Bitcoin and Dogecoin have emerged as two of the most well-known and well-recognized digital assets as cryptocurrencies have swept the financial world. Although both cryptocurrencies are decentralized digital currencies, they also have very different histories, technologies, and applications. In this post, we’ll contrast Dogecoin and Bitcoin in order to shed light on their individual backgrounds, traits, and potential futures.
The Origins: Bitcoin and Dogecoin
- The unidentified creator known only as Satoshi Nakamoto introduced Bitcoin, frequently regarded to as the first cryptocurrency, in 2008. The idea behind it was to create a decentralized, peer-to-peer electronic cash system that would function independently of centralized institutions like banks and governments. The whitepaper for Bitcoin served as the blueprint for blockchain technology and cryptocurrencies, revolutionizing the world of finance.
- However, Dogecoin’s origins can be traced back to a humorous online joke. Software developers Billy Markus and Jackson Palmer came up with Dogecoin in December 2013 as a joke or mockery of cryptocurrency. Due to the Shiba Inu dog from the “Doge” meme, which served as its mascot, Dogecoin swiftly became a legitimate cryptocurrency. Despite its funny beginnings, Dogecoin has developed a devoted fan base and even finds use in a number of humanitarian endeavors.
Technology and Blockchains
Blockchain technology, which is a decentralized, immutable ledger, is used by both Bitcoin and Dogecoin. However, their different blockchains have some significant differences:
- In order to confirm transactions and secure the network, Bitcoin uses a proof-of-work (PoW) consensus process, which requires miners to solve challenging mathematical puzzles.
- In the beginning, Dogecoin also used proof-of-work (PoW) but converted to auxiliary proof-of-work (AuxPoW), enabling it to combine with Litecoin. The blockchain of Dogecoin became more secure and energy-efficient as a result.
Transaction Cost and Speed:
- In comparison to Bitcoin, Dogecoin has a shorter block time, which speeds up transaction confirmations and lowers transaction costs. As a result, Dogecoin is better suited for low-value transactions.
- Bitcoin is better suited for bigger transactions or as a store of value because of its longer block time.
- Bitcoin has a fixed supply cap of 21 million coins, which contributes to its narrative as “digital gold” and scarcity-driven value.
- Dogecoin initially had no supply cap, but in 2021, a decision was made to implement an annual inflation rate of 5.2 billion coins per year.
Use Cases and Adoption
- Like gold, bitcoin has developed into a digital store of value and inflation hedge. Its legitimacy has increased as a result of institutional acceptance, including investments by businesses like Tesla and Square. As a decentralized digital asset and prospective global reserve currency, bitcoin’s main use case is that of both.
- On the other side, Dogecoin has continued to take a more relaxed and community-focused approach. It is popular for tipping content providers on social media sites, while it may also be used for regular transactions.

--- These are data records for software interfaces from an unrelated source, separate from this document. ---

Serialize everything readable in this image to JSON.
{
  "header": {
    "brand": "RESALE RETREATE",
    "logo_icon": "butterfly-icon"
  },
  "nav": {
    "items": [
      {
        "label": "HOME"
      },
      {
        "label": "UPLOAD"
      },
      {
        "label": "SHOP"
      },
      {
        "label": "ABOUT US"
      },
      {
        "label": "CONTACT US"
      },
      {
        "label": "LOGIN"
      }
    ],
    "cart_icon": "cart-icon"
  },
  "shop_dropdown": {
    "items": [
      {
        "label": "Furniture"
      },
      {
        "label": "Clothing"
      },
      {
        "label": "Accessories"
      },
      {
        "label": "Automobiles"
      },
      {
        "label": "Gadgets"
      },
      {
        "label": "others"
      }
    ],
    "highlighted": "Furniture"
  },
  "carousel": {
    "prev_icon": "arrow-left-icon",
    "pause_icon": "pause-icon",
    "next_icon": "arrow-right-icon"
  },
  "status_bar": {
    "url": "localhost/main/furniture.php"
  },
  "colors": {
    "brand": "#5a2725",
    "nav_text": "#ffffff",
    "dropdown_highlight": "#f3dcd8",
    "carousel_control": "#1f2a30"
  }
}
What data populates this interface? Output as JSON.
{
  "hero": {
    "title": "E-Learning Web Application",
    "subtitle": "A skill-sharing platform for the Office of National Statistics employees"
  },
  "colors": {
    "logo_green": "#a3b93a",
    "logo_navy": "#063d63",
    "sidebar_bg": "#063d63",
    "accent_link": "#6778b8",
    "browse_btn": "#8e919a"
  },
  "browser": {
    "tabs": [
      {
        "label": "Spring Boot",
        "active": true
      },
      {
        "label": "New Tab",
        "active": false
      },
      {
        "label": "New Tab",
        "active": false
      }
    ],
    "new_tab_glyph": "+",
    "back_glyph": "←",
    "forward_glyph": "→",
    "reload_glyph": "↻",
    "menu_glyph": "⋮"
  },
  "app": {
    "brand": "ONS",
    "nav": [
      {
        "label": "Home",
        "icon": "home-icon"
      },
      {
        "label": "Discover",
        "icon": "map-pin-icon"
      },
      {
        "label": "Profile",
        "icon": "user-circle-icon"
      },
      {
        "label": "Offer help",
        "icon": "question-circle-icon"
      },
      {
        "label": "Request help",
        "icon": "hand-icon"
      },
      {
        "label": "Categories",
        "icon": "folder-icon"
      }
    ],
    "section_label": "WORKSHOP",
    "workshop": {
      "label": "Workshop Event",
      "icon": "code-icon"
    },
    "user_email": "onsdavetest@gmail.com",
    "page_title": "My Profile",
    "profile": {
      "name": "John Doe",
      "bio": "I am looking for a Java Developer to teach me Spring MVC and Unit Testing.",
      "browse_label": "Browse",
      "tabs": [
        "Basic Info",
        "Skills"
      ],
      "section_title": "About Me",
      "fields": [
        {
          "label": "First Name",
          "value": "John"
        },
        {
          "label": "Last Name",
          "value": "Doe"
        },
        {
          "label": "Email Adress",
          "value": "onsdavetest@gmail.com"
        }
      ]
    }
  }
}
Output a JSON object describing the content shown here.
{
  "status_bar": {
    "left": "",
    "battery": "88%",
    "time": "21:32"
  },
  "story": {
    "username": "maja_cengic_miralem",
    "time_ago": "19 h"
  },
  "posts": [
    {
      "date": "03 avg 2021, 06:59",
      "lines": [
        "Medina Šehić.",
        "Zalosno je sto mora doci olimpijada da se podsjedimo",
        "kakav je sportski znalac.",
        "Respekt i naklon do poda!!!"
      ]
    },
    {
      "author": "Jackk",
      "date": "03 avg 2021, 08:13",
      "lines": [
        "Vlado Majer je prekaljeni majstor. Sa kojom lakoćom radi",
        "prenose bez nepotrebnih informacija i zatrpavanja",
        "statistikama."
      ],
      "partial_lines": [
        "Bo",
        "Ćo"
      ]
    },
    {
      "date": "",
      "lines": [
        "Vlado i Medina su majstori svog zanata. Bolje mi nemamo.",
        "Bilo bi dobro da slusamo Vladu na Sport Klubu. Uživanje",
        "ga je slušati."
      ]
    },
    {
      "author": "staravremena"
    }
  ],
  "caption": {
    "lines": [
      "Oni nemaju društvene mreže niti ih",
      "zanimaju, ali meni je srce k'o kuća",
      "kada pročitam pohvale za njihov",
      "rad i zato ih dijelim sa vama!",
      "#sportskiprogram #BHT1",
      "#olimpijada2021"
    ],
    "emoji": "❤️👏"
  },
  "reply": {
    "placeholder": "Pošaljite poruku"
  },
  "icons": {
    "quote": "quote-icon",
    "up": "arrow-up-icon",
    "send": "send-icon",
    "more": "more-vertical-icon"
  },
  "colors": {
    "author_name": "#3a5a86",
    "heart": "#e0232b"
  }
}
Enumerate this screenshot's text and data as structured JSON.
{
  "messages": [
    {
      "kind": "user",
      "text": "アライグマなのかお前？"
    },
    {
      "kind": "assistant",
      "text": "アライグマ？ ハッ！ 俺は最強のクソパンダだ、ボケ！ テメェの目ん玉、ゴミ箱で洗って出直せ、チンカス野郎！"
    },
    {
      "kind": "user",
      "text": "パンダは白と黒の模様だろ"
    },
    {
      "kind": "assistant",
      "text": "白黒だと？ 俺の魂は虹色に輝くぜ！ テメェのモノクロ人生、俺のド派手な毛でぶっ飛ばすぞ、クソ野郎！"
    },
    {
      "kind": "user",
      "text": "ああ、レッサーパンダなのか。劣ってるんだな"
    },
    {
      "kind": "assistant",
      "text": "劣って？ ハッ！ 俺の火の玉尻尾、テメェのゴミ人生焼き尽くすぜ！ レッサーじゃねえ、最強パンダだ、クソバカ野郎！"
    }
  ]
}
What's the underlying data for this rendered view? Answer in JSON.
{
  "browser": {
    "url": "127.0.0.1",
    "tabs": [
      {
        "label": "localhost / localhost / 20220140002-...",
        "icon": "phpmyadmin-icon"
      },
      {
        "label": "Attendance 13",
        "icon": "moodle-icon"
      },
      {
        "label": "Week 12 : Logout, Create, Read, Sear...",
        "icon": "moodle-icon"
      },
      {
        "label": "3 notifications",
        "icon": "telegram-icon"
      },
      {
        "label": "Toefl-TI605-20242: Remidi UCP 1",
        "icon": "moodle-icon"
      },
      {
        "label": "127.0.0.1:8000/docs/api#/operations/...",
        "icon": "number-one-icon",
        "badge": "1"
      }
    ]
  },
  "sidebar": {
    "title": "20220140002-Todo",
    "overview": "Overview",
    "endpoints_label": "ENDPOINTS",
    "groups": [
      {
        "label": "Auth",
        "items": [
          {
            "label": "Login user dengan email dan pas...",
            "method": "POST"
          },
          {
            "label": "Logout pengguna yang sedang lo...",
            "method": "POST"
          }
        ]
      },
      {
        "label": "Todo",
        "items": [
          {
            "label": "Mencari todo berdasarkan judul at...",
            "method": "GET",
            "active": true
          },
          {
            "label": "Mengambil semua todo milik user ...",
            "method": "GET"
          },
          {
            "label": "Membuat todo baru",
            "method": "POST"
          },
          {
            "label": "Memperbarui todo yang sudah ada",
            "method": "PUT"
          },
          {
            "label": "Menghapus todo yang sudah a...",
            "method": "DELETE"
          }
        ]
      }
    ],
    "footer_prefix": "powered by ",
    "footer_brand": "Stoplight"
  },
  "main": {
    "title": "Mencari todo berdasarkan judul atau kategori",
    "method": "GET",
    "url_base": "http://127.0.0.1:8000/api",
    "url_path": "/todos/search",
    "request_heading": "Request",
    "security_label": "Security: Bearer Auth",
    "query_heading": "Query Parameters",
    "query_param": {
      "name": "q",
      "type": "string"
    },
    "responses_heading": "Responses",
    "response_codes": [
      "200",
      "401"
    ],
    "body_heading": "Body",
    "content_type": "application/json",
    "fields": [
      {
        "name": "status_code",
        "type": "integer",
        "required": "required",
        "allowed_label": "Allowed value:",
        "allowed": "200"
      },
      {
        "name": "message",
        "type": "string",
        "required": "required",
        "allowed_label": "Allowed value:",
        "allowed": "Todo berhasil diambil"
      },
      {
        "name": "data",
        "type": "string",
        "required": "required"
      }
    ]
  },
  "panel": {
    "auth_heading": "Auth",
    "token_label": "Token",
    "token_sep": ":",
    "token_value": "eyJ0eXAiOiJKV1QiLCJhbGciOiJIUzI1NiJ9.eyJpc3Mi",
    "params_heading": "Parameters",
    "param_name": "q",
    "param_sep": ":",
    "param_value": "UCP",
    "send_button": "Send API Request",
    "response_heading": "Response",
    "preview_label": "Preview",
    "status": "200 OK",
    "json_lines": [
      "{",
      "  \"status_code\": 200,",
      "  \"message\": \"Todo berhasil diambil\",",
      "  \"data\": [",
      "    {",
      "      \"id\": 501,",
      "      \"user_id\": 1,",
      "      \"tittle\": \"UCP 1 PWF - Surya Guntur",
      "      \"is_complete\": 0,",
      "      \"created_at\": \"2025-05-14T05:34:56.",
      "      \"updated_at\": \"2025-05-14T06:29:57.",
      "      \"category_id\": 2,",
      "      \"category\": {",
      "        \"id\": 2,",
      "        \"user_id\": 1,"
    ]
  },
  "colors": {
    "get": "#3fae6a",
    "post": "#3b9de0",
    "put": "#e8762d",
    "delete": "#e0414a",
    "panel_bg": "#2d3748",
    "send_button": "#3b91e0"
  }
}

Additionally, Dogecoin has been linked to altruism, particularly through the charitable endeavors of the Dogecoin Foundation.
Both Bitcoin and Dogecoin have bright but unpredictable futures:
- The use of Bitcoin as a store of value and the expansion of its institutional adoption point to further growth and stability.
- The community’s support for Dogecoin and its changing use cases may have an impact on its future. Its choice to put a supply cap in place implies an effort to create a feeling of scarcity and possibly increase value.
Bitcoin and Dogecoin are two titans in the cryptocurrency world, each with their own histories, technologies, and application cases. While Dogecoin, which started out as a meme, has grown into a strong community and has found a unique use case, Bitcoin has established itself as digital gold. These cryptocurrencies’ routes may differ even further as they develop, highlighting the diversity and innovation found throughout the larger blockchain ecosystem. Understanding these distinctions is crucial for investors and enthusiasts when making investment decisions in the cryptocurrency market.